**EXERCISE GOAL**
Working through the records below, count the lines that include "What". The reply is that number alone.

RECORDS START

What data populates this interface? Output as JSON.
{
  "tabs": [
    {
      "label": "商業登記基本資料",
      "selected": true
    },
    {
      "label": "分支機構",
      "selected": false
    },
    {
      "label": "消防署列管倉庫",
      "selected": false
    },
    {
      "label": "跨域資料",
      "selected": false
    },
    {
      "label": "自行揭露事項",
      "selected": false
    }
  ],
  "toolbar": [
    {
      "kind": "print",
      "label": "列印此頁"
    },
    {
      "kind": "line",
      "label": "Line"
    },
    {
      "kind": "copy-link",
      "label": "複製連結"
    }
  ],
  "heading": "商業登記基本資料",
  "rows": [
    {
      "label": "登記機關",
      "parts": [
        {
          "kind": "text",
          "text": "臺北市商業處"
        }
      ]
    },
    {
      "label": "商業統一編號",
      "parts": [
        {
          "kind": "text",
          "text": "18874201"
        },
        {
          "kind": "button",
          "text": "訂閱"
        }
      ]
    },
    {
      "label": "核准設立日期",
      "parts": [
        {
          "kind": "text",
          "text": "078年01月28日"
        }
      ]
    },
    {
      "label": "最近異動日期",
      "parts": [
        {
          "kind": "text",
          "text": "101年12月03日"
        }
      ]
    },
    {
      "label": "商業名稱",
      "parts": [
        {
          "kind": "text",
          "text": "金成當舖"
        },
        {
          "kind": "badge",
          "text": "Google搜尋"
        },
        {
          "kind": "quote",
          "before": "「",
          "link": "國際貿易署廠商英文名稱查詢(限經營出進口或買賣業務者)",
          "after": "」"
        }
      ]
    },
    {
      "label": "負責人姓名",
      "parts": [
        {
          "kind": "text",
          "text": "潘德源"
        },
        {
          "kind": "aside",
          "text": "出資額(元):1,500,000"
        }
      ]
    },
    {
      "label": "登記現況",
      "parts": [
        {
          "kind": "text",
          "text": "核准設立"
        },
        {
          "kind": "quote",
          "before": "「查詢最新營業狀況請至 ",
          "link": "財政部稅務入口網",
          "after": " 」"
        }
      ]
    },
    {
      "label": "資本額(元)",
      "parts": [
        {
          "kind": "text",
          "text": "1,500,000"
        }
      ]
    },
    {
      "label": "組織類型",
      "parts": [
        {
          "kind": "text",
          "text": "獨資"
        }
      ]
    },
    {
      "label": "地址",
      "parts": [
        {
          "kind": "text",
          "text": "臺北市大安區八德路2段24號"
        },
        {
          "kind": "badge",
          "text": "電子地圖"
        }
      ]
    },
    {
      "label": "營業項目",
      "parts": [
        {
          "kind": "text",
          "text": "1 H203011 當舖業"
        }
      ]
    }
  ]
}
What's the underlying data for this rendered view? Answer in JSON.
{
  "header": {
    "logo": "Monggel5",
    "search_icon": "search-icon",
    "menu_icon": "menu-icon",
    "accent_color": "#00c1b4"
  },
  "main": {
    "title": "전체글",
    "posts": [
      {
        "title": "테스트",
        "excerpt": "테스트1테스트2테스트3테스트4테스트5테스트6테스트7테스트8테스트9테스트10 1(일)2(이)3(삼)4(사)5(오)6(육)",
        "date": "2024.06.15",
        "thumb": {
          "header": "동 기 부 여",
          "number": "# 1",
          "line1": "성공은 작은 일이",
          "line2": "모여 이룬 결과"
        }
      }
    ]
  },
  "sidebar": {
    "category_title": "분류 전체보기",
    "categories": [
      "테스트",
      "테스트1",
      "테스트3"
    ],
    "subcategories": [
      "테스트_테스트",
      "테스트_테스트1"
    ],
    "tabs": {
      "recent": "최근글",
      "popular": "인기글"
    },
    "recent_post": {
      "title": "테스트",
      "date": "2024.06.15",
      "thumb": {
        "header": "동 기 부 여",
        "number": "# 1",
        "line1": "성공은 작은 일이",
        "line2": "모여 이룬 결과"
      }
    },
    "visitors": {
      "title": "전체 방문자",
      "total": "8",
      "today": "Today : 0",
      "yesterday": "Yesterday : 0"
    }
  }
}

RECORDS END

**EXERCISE SOLUTION**
2